DESCRIPTION OF THE TASK -> How many lines of the data contain "Training"? Reply with the number alone.

Records contained in a dataset ->

::::::::

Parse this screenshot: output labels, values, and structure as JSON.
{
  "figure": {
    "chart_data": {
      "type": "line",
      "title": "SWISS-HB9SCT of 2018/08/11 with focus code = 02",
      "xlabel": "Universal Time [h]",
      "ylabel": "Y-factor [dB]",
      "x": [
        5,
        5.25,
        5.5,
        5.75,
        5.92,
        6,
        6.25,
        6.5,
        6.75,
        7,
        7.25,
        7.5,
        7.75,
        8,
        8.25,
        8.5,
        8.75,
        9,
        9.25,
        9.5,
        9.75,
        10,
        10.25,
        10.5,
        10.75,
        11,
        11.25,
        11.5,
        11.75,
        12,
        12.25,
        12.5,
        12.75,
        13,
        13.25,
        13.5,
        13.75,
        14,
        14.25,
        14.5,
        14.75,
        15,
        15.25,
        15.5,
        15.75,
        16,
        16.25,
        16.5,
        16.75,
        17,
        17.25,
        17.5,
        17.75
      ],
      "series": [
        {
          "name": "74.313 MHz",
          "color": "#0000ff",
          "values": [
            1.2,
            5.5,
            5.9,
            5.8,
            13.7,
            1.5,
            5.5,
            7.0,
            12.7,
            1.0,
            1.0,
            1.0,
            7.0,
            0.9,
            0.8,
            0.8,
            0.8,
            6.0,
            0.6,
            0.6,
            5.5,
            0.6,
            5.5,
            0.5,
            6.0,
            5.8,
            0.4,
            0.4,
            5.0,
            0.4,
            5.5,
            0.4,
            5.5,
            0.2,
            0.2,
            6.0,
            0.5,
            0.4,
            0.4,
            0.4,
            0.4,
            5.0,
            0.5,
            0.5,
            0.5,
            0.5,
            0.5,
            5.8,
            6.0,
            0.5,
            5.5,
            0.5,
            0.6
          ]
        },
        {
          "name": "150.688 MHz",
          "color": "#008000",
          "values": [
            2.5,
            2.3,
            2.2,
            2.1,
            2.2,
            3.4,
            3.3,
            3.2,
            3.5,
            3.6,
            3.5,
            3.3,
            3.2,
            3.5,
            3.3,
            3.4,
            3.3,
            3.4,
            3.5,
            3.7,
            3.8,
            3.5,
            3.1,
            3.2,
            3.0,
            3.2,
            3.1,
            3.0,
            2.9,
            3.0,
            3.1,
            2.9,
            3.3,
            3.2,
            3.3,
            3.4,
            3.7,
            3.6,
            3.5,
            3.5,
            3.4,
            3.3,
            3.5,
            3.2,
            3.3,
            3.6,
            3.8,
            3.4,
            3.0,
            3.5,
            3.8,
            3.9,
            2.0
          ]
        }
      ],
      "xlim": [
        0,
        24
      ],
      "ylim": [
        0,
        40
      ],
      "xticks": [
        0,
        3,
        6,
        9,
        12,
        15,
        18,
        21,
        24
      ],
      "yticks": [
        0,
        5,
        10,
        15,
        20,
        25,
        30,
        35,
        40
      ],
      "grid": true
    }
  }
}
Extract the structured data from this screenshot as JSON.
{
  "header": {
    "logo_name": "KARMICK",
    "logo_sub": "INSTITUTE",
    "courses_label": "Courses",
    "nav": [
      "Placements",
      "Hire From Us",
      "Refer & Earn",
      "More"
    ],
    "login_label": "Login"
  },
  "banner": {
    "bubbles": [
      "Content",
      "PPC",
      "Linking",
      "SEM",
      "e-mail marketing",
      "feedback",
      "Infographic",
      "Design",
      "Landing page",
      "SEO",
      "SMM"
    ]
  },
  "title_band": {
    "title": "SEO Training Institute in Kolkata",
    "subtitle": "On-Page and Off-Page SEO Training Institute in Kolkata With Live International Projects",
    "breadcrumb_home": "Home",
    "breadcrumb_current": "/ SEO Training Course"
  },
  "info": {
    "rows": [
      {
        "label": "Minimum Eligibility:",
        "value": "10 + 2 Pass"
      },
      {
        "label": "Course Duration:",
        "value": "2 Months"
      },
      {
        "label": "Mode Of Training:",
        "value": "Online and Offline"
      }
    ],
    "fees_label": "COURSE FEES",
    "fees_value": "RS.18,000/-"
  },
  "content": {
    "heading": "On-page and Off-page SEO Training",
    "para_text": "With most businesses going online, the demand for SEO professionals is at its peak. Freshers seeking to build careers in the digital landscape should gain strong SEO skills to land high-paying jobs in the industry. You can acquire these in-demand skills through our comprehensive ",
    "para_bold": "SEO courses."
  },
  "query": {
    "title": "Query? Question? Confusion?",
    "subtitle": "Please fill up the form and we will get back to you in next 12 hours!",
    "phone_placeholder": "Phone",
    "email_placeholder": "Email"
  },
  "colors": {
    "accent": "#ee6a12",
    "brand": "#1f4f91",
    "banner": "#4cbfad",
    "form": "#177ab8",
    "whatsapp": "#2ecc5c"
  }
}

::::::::

RESULT OF THIS TASK -> 5